Items from a data source:
# # # # # # #

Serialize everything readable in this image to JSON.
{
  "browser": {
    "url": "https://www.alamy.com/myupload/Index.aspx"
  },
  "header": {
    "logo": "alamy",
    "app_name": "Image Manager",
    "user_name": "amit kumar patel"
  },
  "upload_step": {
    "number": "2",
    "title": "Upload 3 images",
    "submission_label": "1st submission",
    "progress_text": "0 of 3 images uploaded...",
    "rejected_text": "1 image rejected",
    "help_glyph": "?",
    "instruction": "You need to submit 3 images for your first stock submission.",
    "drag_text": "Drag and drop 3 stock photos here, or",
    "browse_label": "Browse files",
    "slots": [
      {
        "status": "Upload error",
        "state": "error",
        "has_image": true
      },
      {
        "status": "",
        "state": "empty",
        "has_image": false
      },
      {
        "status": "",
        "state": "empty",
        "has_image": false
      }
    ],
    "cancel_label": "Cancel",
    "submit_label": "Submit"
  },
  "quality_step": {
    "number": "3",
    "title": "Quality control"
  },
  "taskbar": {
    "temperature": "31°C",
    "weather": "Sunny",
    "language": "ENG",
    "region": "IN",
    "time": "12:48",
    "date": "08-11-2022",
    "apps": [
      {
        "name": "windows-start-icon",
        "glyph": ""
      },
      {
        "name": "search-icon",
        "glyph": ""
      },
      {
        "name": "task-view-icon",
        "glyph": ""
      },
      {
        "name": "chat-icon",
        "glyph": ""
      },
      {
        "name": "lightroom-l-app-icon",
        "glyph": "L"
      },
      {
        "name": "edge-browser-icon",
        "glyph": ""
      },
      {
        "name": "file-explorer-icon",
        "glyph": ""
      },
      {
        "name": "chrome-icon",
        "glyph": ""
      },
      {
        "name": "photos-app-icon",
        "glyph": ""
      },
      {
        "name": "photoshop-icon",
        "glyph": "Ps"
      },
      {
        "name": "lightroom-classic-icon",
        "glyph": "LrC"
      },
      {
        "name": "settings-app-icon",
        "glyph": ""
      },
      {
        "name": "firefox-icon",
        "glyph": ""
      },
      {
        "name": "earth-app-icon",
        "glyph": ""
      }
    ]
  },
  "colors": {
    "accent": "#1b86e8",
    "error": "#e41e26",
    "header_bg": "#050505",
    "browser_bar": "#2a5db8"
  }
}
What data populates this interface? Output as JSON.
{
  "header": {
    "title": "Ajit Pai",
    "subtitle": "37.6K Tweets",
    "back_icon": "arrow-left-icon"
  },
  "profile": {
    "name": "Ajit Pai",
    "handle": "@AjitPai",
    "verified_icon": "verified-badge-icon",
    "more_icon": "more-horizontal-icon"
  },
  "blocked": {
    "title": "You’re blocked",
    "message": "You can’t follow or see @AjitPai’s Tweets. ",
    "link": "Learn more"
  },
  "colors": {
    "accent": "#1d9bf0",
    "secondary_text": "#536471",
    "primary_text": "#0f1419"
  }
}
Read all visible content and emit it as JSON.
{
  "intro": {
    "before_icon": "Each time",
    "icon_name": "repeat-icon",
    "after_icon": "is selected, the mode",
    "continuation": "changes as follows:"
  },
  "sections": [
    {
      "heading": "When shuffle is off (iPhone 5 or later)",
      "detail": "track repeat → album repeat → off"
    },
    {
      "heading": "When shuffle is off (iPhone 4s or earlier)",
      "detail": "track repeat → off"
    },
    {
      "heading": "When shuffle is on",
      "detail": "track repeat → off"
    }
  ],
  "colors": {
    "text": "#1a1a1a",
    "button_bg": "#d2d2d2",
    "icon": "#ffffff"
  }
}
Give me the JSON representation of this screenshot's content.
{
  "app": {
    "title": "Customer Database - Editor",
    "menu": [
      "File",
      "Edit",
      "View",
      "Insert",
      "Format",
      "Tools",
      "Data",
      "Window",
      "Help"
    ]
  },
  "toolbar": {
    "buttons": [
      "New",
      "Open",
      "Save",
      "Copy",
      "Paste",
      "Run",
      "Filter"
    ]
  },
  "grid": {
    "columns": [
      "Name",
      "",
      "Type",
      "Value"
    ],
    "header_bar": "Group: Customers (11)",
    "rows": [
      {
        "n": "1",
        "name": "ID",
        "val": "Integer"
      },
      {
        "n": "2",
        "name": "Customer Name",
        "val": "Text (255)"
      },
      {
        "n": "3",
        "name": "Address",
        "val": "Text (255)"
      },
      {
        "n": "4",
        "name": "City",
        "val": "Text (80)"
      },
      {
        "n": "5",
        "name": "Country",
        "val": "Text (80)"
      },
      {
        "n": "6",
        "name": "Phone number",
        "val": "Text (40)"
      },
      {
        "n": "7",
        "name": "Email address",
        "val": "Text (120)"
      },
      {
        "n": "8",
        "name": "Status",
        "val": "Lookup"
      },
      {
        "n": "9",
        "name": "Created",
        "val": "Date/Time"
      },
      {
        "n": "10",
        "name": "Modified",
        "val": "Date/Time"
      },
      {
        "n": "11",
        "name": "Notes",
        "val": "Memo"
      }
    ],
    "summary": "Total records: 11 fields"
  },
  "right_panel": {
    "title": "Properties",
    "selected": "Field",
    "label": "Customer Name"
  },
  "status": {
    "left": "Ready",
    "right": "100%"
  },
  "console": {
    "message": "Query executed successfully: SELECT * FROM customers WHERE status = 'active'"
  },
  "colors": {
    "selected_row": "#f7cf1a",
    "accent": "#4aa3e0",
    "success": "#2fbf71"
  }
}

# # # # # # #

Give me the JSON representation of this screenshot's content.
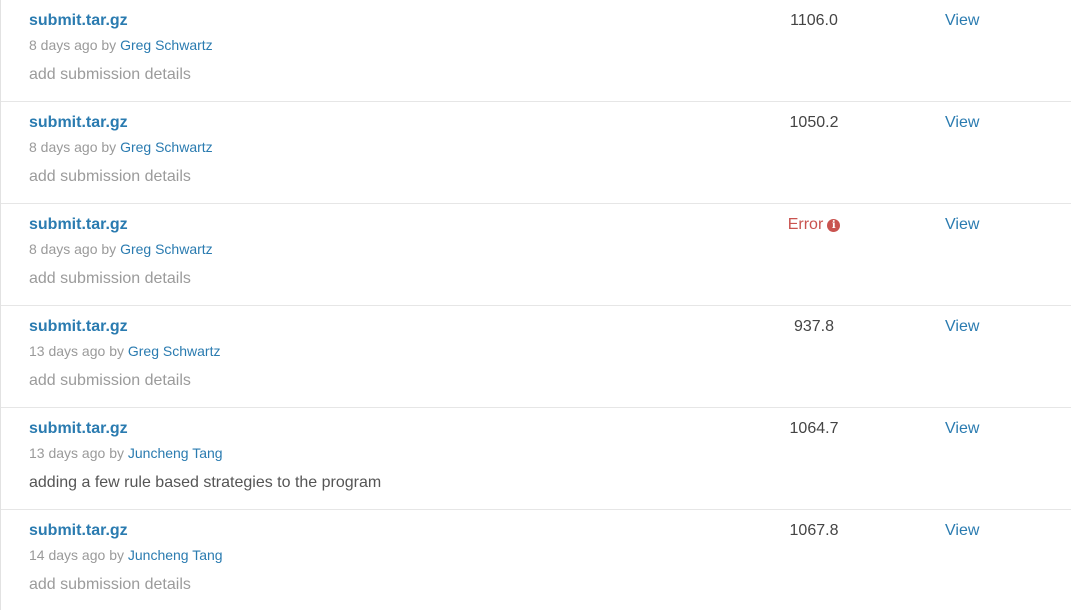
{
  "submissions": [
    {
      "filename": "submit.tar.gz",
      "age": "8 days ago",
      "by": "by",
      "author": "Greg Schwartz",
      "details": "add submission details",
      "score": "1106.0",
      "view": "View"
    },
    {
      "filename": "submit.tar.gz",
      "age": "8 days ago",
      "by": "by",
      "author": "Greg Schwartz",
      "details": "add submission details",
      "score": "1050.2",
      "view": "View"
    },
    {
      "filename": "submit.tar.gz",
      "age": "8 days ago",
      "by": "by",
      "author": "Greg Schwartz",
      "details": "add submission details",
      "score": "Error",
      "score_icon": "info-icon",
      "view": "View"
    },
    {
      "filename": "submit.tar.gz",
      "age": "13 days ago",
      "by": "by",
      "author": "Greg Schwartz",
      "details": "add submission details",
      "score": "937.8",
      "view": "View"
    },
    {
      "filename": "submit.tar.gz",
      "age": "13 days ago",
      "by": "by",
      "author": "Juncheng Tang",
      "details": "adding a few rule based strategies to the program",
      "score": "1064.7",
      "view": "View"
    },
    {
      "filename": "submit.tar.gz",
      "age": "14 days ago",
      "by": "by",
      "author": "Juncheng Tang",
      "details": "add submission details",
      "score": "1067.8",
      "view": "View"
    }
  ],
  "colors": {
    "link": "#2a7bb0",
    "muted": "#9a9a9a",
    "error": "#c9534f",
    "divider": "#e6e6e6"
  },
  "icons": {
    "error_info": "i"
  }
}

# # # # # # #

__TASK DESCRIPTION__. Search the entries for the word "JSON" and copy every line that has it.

__PROBLEM SOLUTION__.
Serialize everything readable in this image to JSON.
What data populates this interface? Output as JSON.
Read all visible content and emit it as JSON.
Give me the JSON representation of this screenshot's content.
Give me the JSON representation of this screenshot's content.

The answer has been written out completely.